The sound of Civil War-era musket fire echoed in downtown Macon on Saturday just blocks away from a beer festival and the annual Pan African Festival.
Confederate re-enactors dressed in period uniforms fired a volley as part of the Macon chapter of Military Order of Stars and Bars’ annual Confederate Memorial Day event.
Asked why he dons a wool uniform on a hot Georgia afternoon, Frank Groce said it’s for “Southern heritage” and to make the past come to life.
When people can see the uniforms and muskets, and touch them … it makes it not so far in the past,” he said.
Another re-enactor, J.R. Hardman said it’s important to remember history so it doesn’t happen again. “We can all remember what unites us and makes us the same and makes us free,” Hardman said.
Gathering in front of the Confederate monument in the triangle park bordered by Cotton Avenue, Second Street and Mulberry Street Lane, a small group listened to 1860s-era music and participated in a memorial service.
Martin Bell, commander of the local Military Order of Stars and Bars group, said he thinks former Macon Mayor C. Jack Ellis’s Friday news conference with the NAACP opposing the Just Tap’d craft beer festival being held in Rosa Parks Square may have impacted attendance at the memorial event.
“I think the controversy going on up the street hurt us greatly this year,” Bell said. “I think people were afraid something was going to happen and it didn’t.”
Last year, about 60 people attended the memorial. This year, there were only a few attendees not involved in the program.
A couple blocks away, Jeff Kressin, owner of Just Tap’d and the Ocmulgee Brew Pub, said attendance at the beer festival was larger than last year with a couple thousand people showing up by midafternoon.
“We are ecstatic,” he said. “Sales are up. Attendance is up.”
The Confederate statue that faces the intersection of Cotton Avenue and Second Street was defaced by graffiti April 21 during the NewTown Macon Pop-Up Plaza event, Bell said.
He said the graffiti was discovered early the following morning and was cleaned by volunteers.
It appeared four different people had scrawled in chalk on the monument’s base. On one side, someone wrote “This Statue Sucks,” Bell said.
During the memorial program, author Joe Byrd talked about his book chronicling a confederate sharpshooter and his concerns that the story of the American South has been told in a way that maligns his ancestors.
In a time when the country is talking about fake news, he said he’s concerned about “fake history.”
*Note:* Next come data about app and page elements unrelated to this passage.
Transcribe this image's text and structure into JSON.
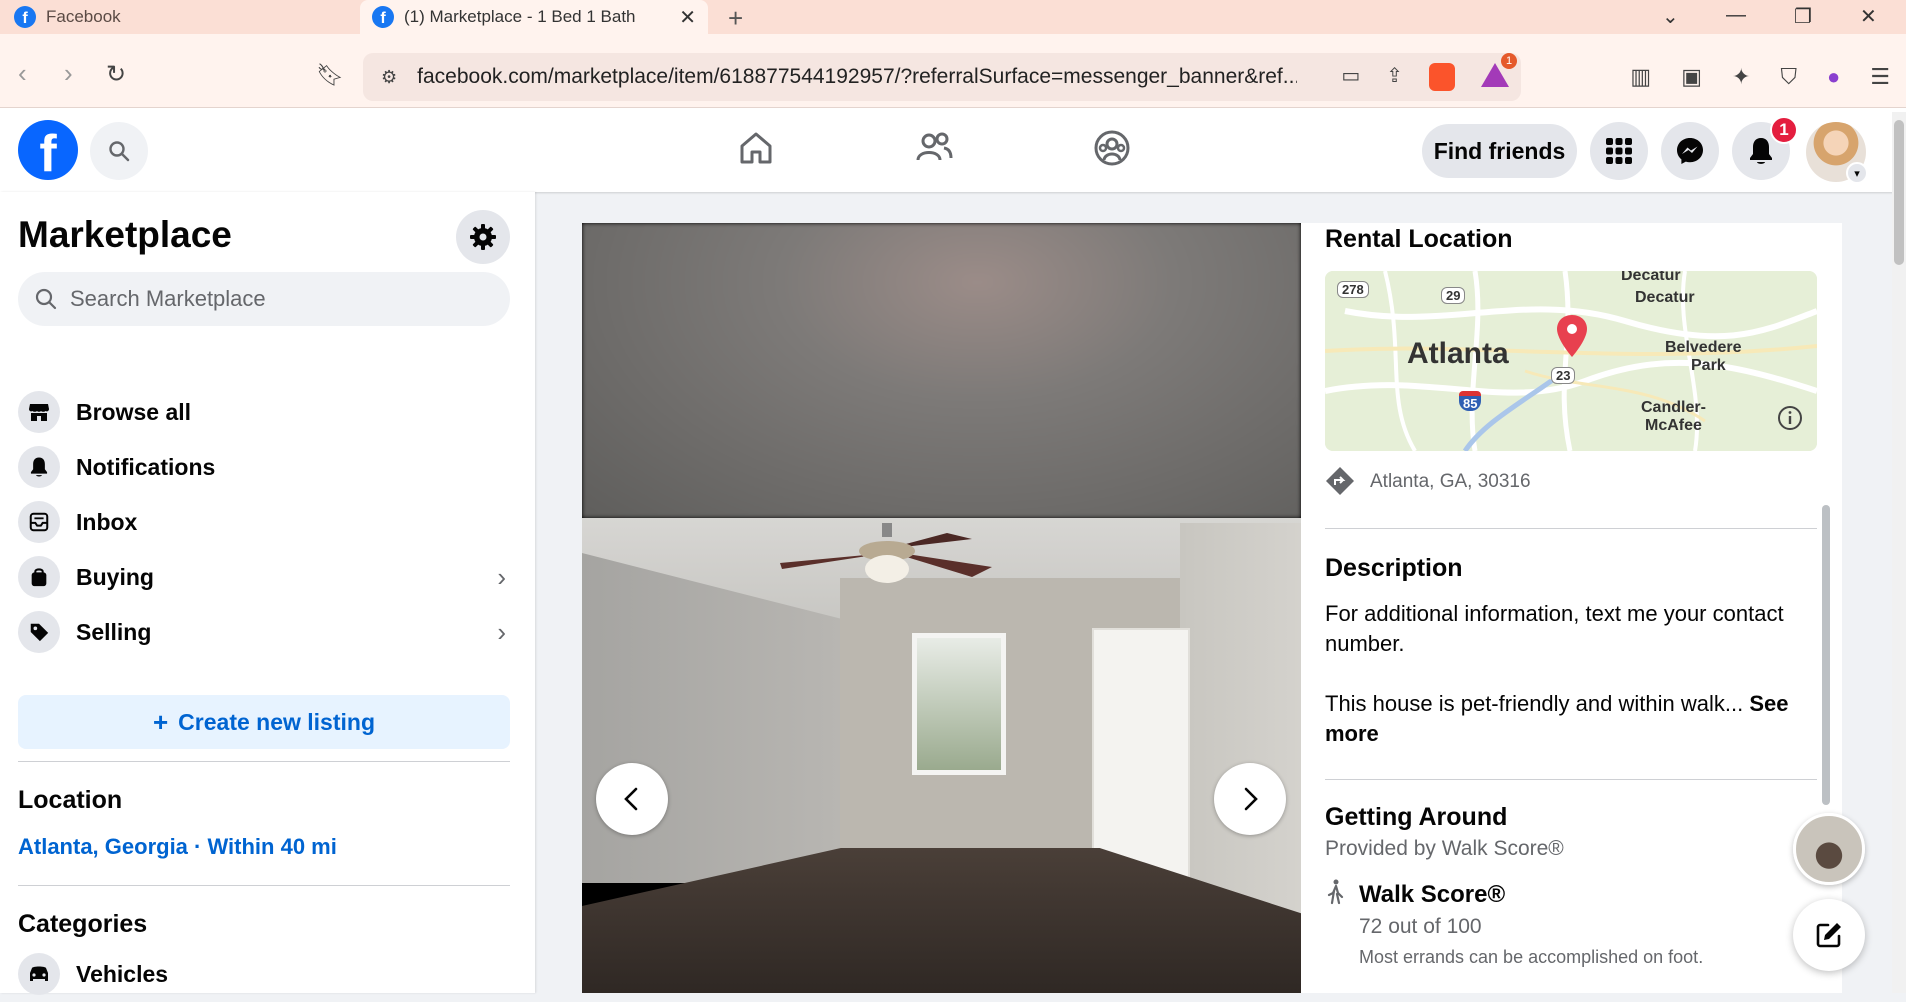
{
  "browser": {
    "tabs": [
      {
        "title": "Facebook",
        "active": false
      },
      {
        "title": "(1) Marketplace - 1 Bed 1 Bath",
        "active": true
      }
    ],
    "new_tab": "+",
    "url": "facebook.com/marketplace/item/618877544192957/?referralSurface=messenger_banner&ref...",
    "brave_badge": "1"
  },
  "fb_header": {
    "logo": "f",
    "find_friends": "Find friends",
    "notifications_count": "1"
  },
  "sidebar": {
    "title": "Marketplace",
    "search_placeholder": "Search Marketplace",
    "items": [
      {
        "label": "Browse all",
        "icon": "storefront-icon"
      },
      {
        "label": "Notifications",
        "icon": "bell-icon"
      },
      {
        "label": "Inbox",
        "icon": "inbox-icon"
      },
      {
        "label": "Buying",
        "icon": "shopping-bag-icon",
        "chevron": true
      },
      {
        "label": "Selling",
        "icon": "tag-icon",
        "chevron": true
      }
    ],
    "create_listing": "Create new listing",
    "create_plus": "+",
    "location_title": "Location",
    "location_value": "Atlanta, Georgia · Within 40 mi",
    "categories_title": "Categories",
    "categories": [
      {
        "label": "Vehicles",
        "icon": "car-icon"
      }
    ]
  },
  "listing": {
    "rental_location_title": "Rental Location",
    "map_labels": {
      "city": "Atlanta",
      "decatur_top": "Decatur",
      "decatur": "Decatur",
      "belvedere": "Belvedere",
      "park": "Park",
      "candler": "Candler-",
      "mcafee": "McAfee",
      "route_278": "278",
      "route_29": "29",
      "route_23": "23",
      "route_85": "85"
    },
    "address": "Atlanta, GA, 30316",
    "description_title": "Description",
    "description_line1": "For additional information, text me your contact number.",
    "description_line2": "This house is pet-friendly and within walk...",
    "see_more": "See more",
    "getting_around_title": "Getting Around",
    "provided_by": "Provided by Walk Score®",
    "walk_score_title": "Walk Score®",
    "walk_score_value": "72 out of 100",
    "walk_score_desc": "Most errands can be accomplished on foot."
  },
  "colors": {
    "fb_blue": "#0866ff",
    "link_blue": "#0064d1",
    "badge_red": "#e41e3f",
    "tab_bar": "#fbdfd5"
  }
}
“Our Confederate ancestors deserve honor and respect for what they endured, represented and in most cases sincerely believed,” Byrd said. “I encourage us all to make an effort to keep the flame burning for truth and not give in to fake history and political correctness.”